Middle class folk from industrial countries don't worry too much about the major macronutritient diseases that kill millions (mostly children) throughout the world. Instead, we continuously argue about the proper proportions of macronutrients - our carbohydrates, fats, and proteins - the form these should come in, and how best to prepare them. So we have low-fat diets, Atkins diets, various flavors of vegetarianism (those that consider fish vegetables and those that consider fish animals), various flavors of carnivorous diets (red meat v. no red meat), vegan diets, the paleo diet, raw food diet, etc., etc,. etc.

Too much to blog about in one post but I will make one comment on any diet that purports to be "natural" or more in tune with our "nature" or "evolutionary past". The health claims of these diets assume that humans have not evolved since the pleistocene, that is, back when we were gathering nuts and scavenging lion kills on the African savannah. But there is a huge new research program in human evolutionary genetics that documents pervasive genetic adaption over the last few thousand years. The poster child of this phenomenon is the recent evolution of the regulation of the lactase gene, which has allowed both northern europeans and some africans to adapt (via natural selection) to the behavior of drinking milk from farm animals, as adults. Marlene Zuk has a nice essay from the NYT science section from earlier in the year. Note that the recent, accelerated genetic evolution theory is not uncontroversial (although certain instances like the lactase regulation is, indeed, uncontroversial). If you are interested, John Hawkes frequently blogs about this stuff and since he works in this field, his views merit close attention. In his most recent blog, John mentions Richard Wrangham's most recent book that is receiving a lot of interest: "Catching Fire: How Cooking made us Human". A seed interview with Wrangham about his book is short and sweet.

I've put this book on my list, but what I'm really curious is what (if any) selection has occurred in response to cooking?


  1. I know what you mean about evolution and diet....I noticed recently how many people seem to be alergic to peanuts.

    It is crazy as I don't remember anyone having
    problems when I was younger but now they have taken peanut butter out of the school lunch programs........

    Anouther one is Lactose you think it is actually the milk? I'm thinking it might relate to all the things we are now taking out of the milk.....and adding to it.

    Maybe there a reason for the cream?

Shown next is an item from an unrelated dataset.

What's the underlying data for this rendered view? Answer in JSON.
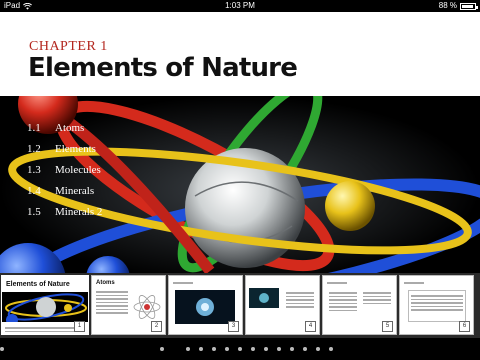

  2. Ummm. I love peanut butter and eat it daily!

    All humans have a gene for a protein called lactase that is secreted into the small intestine and digests lactose, which is a sugar in milk (and any dairy product). Humans in nearly all populations across the world stop making this protein during early childhood, which makes sense because most cultures do not drink animal milk and are weaned off of the mother's milk at around age 2 or so. But several culture's began dairy farming - in Northern Europe and in some regions of Africa - within the last 10,000 years and a mutation that keeps the lactase gene active past childhood has increased in frequency (that is the evolution). The mutation hasn't reached 100% in these cultures (or their descendents, including most Americans) and people who don't have the new variant are "lactose intolerant" meaning that they cannot digest lactose, which ultimately causes the gas/diarrhea due to the excess water/bacteria.